### Information provided
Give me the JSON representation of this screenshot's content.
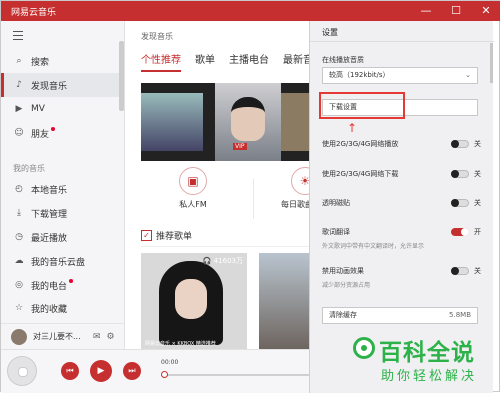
{
  "window": {
    "title": "网易云音乐",
    "minimize": "—",
    "maximize": "☐",
    "close": "✕"
  },
  "sidebar": {
    "items": [
      {
        "label": "搜索",
        "icon": "search-icon",
        "glyph": "⌕"
      },
      {
        "label": "发现音乐",
        "icon": "music-note-icon",
        "glyph": "♪"
      },
      {
        "label": "MV",
        "icon": "video-icon",
        "glyph": "▶"
      },
      {
        "label": "朋友",
        "icon": "friends-icon",
        "glyph": "☺"
      }
    ],
    "section_title": "我的音乐",
    "my_music": [
      {
        "label": "本地音乐",
        "icon": "local-music-icon",
        "glyph": "◴"
      },
      {
        "label": "下载管理",
        "icon": "download-icon",
        "glyph": "⤓"
      },
      {
        "label": "最近播放",
        "icon": "recent-icon",
        "glyph": "◷"
      },
      {
        "label": "我的音乐云盘",
        "icon": "cloud-icon",
        "glyph": "☁"
      },
      {
        "label": "我的电台",
        "icon": "radio-icon",
        "glyph": "◎"
      },
      {
        "label": "我的收藏",
        "icon": "collection-icon",
        "glyph": "☆"
      }
    ],
    "user": {
      "name": "对三儿要不...",
      "mail_icon": "✉",
      "settings_icon": "⚙"
    }
  },
  "main": {
    "breadcrumb": "发现音乐",
    "tabs": [
      "个性推荐",
      "歌单",
      "主播电台",
      "最新音乐"
    ],
    "banner_tag": "VIP",
    "fm": [
      {
        "label": "私人FM",
        "glyph": "▣"
      },
      {
        "label": "每日歌曲推荐",
        "glyph": "☀"
      }
    ],
    "recommend_title": "推荐歌单",
    "recommend_check": "✓",
    "cover1": {
      "plays": "🎧 41603万",
      "brand": "网易云音乐 × KKBOX 精选推荐"
    }
  },
  "settings": {
    "title": "设置",
    "quality_label": "在线播放音质",
    "quality_value": "较高（192kbit/s）",
    "quality_arrow": "⌄",
    "download_settings": "下载设置",
    "options": [
      {
        "label": "使用2G/3G/4G网络播放",
        "state": "关",
        "on": false
      },
      {
        "label": "使用2G/3G/4G网络下载",
        "state": "关",
        "on": false
      },
      {
        "label": "透明磁贴",
        "state": "关",
        "on": false
      },
      {
        "label": "歌词翻译",
        "state": "开",
        "on": true,
        "hint": "外文歌词中带有中文翻译时，允许显示"
      },
      {
        "label": "禁用动画效果",
        "state": "关",
        "on": false,
        "hint": "减少部分资源占用"
      }
    ],
    "clear_cache": "清除缓存",
    "cache_size": "5.8MB"
  },
  "player": {
    "prev": "⏮",
    "play": "▶",
    "next": "⏭",
    "time": "00:00"
  },
  "watermark": {
    "big": "百科全说",
    "small": "助你轻松解决"
  },
  "colors": {
    "accent": "#c62f2f",
    "highlight": "#e53935",
    "watermark": "#2db24a"
  }
}
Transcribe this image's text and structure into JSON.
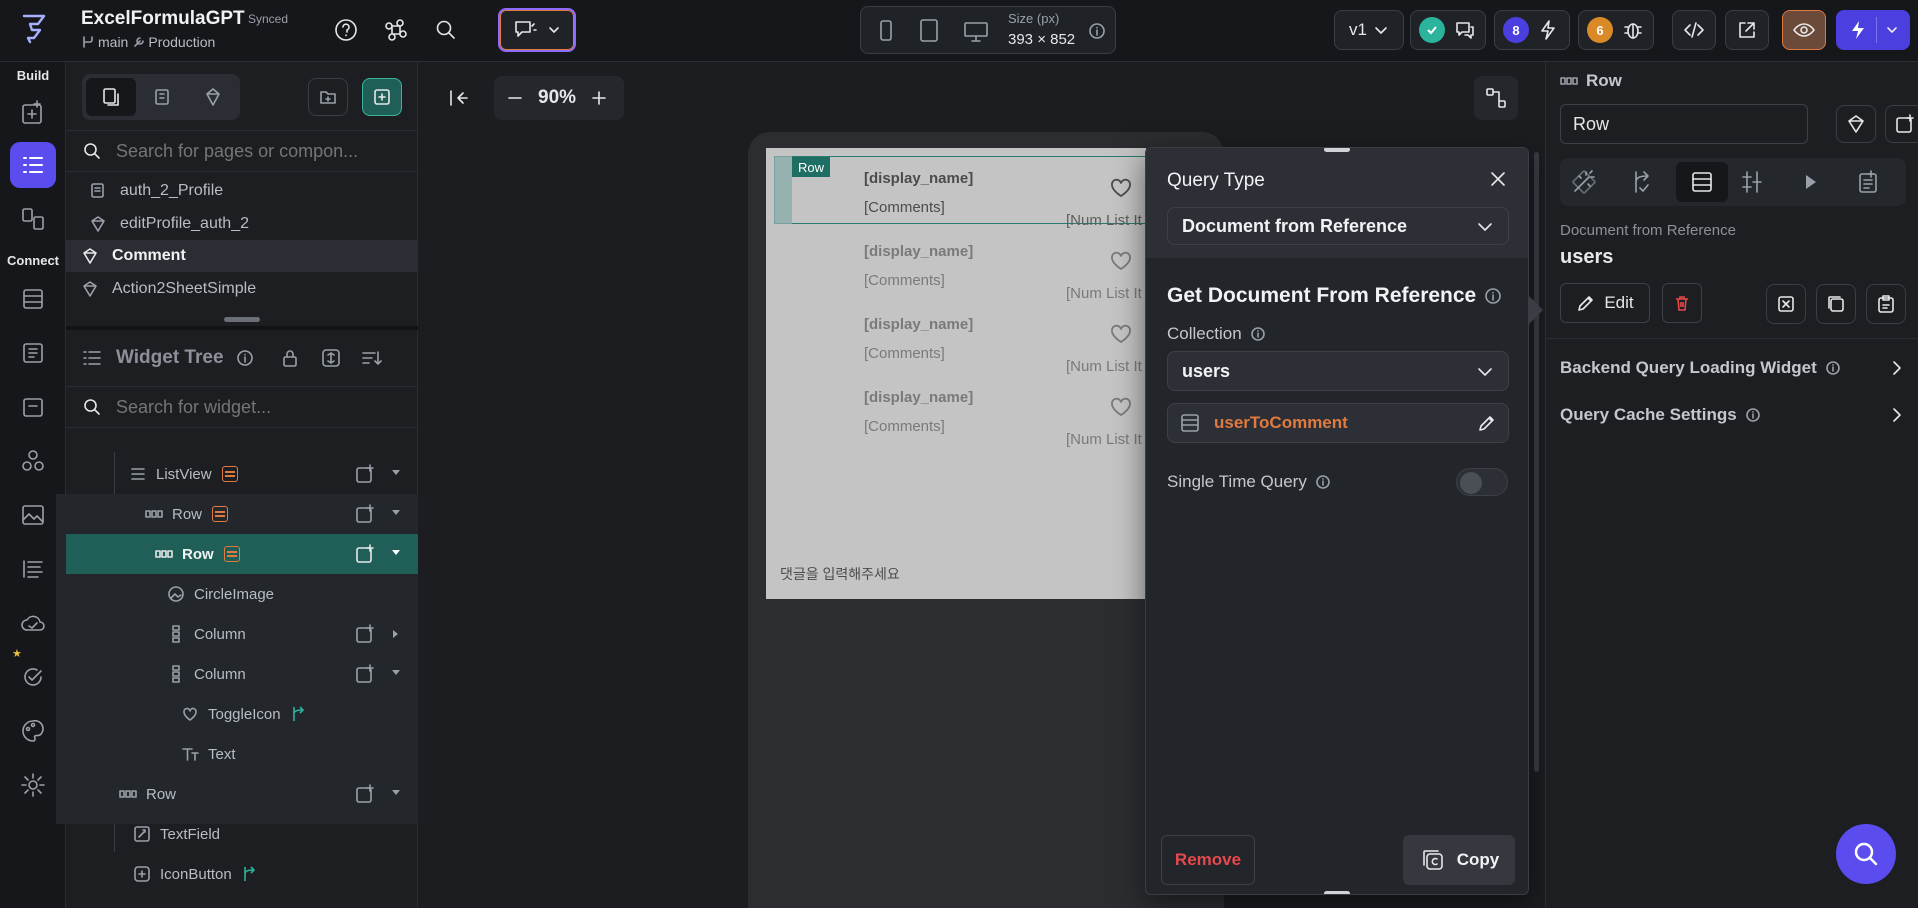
{
  "topbar": {
    "project_name": "ExcelFormulaGPT",
    "sync_status": "Synced",
    "branch": "main",
    "environment": "Production",
    "size_label": "Size (px)",
    "size_value": "393 × 852",
    "version": "v1",
    "badge_count_1": "8",
    "badge_count_2": "6"
  },
  "rail": {
    "build_label": "Build",
    "connect_label": "Connect"
  },
  "leftpanel": {
    "search_pages_placeholder": "Search for pages or compon...",
    "pages": [
      {
        "label": "auth_2_Profile",
        "icon": "page-icon"
      },
      {
        "label": "editProfile_auth_2",
        "icon": "component-icon"
      },
      {
        "label": "Comment",
        "icon": "component-icon",
        "active": true
      },
      {
        "label": "Action2SheetSimple",
        "icon": "component-icon"
      }
    ],
    "widget_tree_title": "Widget Tree",
    "search_widget_placeholder": "Search for widget...",
    "tree": [
      {
        "label": "ListView"
      },
      {
        "label": "Row"
      },
      {
        "label": "Row",
        "selected": true
      },
      {
        "label": "CircleImage"
      },
      {
        "label": "Column"
      },
      {
        "label": "Column"
      },
      {
        "label": "ToggleIcon"
      },
      {
        "label": "Text"
      },
      {
        "label": "Row"
      },
      {
        "label": "TextField"
      },
      {
        "label": "IconButton"
      }
    ]
  },
  "canvas": {
    "zoom": "90%",
    "row_tag": "Row",
    "list_items": [
      {
        "name": "[display_name]",
        "comment": "[Comments]",
        "num": "[Num List It"
      },
      {
        "name": "[display_name]",
        "comment": "[Comments]",
        "num": "[Num List It"
      },
      {
        "name": "[display_name]",
        "comment": "[Comments]",
        "num": "[Num List It"
      },
      {
        "name": "[display_name]",
        "comment": "[Comments]",
        "num": "[Num List It"
      }
    ],
    "input_placeholder": "댓글을 입력해주세요"
  },
  "query_dialog": {
    "title": "Query Type",
    "query_type_value": "Document from Reference",
    "section_title": "Get Document From Reference",
    "collection_label": "Collection",
    "collection_value": "users",
    "reference_value": "userToComment",
    "single_time_label": "Single Time Query",
    "remove_label": "Remove",
    "copy_label": "Copy"
  },
  "rightpanel": {
    "widget_type": "Row",
    "widget_name_value": "Row",
    "backend_source": "Document from Reference",
    "backend_collection": "users",
    "edit_label": "Edit",
    "backend_loading_label": "Backend Query Loading Widget",
    "cache_label": "Query Cache Settings"
  },
  "colors": {
    "accent_purple": "#5b4cf0",
    "selection_teal": "#1f5f57",
    "orange": "#e07a3f",
    "danger_red": "#e5484d",
    "green_check": "#2bb39b"
  }
}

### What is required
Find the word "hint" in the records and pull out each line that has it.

### Your solution
        "hint": "外文歌词中带有中文翻译时，允许显示"
        "hint": "减少部分资源占用"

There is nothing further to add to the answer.